All of the entries are to be returned word for word.

----

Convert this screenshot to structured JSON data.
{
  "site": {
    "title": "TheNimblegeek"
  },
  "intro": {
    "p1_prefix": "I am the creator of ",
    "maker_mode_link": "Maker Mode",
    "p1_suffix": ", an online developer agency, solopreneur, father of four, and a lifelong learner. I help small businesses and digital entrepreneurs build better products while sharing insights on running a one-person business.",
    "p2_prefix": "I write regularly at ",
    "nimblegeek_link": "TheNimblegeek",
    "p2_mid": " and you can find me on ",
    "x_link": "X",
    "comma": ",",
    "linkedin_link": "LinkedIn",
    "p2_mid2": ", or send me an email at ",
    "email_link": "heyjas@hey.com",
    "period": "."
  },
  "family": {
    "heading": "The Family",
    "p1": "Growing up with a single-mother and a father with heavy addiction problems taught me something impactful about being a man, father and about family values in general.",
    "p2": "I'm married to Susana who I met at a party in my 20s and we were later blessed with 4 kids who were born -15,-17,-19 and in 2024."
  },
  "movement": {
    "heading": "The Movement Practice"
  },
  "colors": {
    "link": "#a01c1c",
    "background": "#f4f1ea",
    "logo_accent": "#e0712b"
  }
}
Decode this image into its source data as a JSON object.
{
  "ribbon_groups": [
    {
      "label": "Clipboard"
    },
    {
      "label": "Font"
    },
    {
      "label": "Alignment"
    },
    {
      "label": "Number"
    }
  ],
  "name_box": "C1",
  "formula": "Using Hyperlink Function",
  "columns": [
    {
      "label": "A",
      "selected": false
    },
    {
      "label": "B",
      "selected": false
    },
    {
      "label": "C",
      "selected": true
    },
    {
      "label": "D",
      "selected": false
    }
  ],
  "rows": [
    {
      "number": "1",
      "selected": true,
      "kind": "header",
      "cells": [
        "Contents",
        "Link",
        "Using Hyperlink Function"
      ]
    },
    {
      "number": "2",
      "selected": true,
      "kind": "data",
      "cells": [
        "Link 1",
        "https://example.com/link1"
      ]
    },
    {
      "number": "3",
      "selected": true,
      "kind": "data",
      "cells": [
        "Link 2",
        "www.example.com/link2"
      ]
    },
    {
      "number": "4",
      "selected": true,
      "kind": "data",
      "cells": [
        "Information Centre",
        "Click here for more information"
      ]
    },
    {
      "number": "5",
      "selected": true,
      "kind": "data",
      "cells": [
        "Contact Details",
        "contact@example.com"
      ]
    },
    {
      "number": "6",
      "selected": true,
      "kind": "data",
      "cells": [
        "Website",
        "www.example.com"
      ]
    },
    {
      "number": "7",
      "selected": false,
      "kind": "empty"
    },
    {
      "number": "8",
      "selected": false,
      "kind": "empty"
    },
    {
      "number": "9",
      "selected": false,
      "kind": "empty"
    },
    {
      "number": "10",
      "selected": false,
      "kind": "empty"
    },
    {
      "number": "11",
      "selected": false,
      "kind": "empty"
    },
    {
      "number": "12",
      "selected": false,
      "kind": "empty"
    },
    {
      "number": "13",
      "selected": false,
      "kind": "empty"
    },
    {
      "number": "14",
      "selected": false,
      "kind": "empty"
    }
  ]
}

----

# [OUTPUT FOR THIS TASK]
Convert this screenshot to structured JSON data.
{
  "site": {
    "title": "TheNimblegeek"
  },
  "intro": {
    "p1_prefix": "I am the creator of ",
    "maker_mode_link": "Maker Mode",
    "p1_suffix": ", an online developer agency, solopreneur, father of four, and a lifelong learner. I help small businesses and digital entrepreneurs build better products while sharing insights on running a one-person business.",
    "p2_prefix": "I write regularly at ",
    "nimblegeek_link": "TheNimblegeek",
    "p2_mid": " and you can find me on ",
    "x_link": "X",
    "comma": ",",
    "linkedin_link": "LinkedIn",
    "p2_mid2": ", or send me an email at ",
    "email_link": "heyjas@hey.com",
    "period": "."
  },
  "family": {
    "heading": "The Family",
    "p1": "Growing up with a single-mother and a father with heavy addiction problems taught me something impactful about being a man, father and about family values in general.",
    "p2": "I'm married to Susana who I met at a party in my 20s and we were later blessed with 4 kids who were born -15,-17,-19 and in 2024."
  },
  "movement": {
    "heading": "The Movement Practice"
  },
  "colors": {
    "link": "#a01c1c",
    "background": "#f4f1ea",
    "logo_accent": "#e0712b"
  }
}
Decode this image into its source data as a JSON object.
{
  "ribbon_groups": [
    {
      "label": "Clipboard"
    },
    {
      "label": "Font"
    },
    {
      "label": "Alignment"
    },
    {
      "label": "Number"
    }
  ],
  "name_box": "C1",
  "formula": "Using Hyperlink Function",
  "columns": [
    {
      "label": "A",
      "selected": false
    },
    {
      "label": "B",
      "selected": false
    },
    {
      "label": "C",
      "selected": true
    },
    {
      "label": "D",
      "selected": false
    }
  ],
  "rows": [
    {
      "number": "1",
      "selected": true,
      "kind": "header",
      "cells": [
        "Contents",
        "Link",
        "Using Hyperlink Function"
      ]
    },
    {
      "number": "2",
      "selected": true,
      "kind": "data",
      "cells": [
        "Link 1",
        "https://example.com/link1"
      ]
    },
    {
      "number": "3",
      "selected": true,
      "kind": "data",
      "cells": [
        "Link 2",
        "www.example.com/link2"
      ]
    },
    {
      "number": "4",
      "selected": true,
      "kind": "data",
      "cells": [
        "Information Centre",
        "Click here for more information"
      ]
    },
    {
      "number": "5",
      "selected": true,
      "kind": "data",
      "cells": [
        "Contact Details",
        "contact@example.com"
      ]
    },
    {
      "number": "6",
      "selected": true,
      "kind": "data",
      "cells": [
        "Website",
        "www.example.com"
      ]
    },
    {
      "number": "7",
      "selected": false,
      "kind": "empty"
    },
    {
      "number": "8",
      "selected": false,
      "kind": "empty"
    },
    {
      "number": "9",
      "selected": false,
      "kind": "empty"
    },
    {
      "number": "10",
      "selected": false,
      "kind": "empty"
    },
    {
      "number": "11",
      "selected": false,
      "kind": "empty"
    },
    {
      "number": "12",
      "selected": false,
      "kind": "empty"
    },
    {
      "number": "13",
      "selected": false,
      "kind": "empty"
    },
    {
      "number": "14",
      "selected": false,
      "kind": "empty"
    }
  ]
}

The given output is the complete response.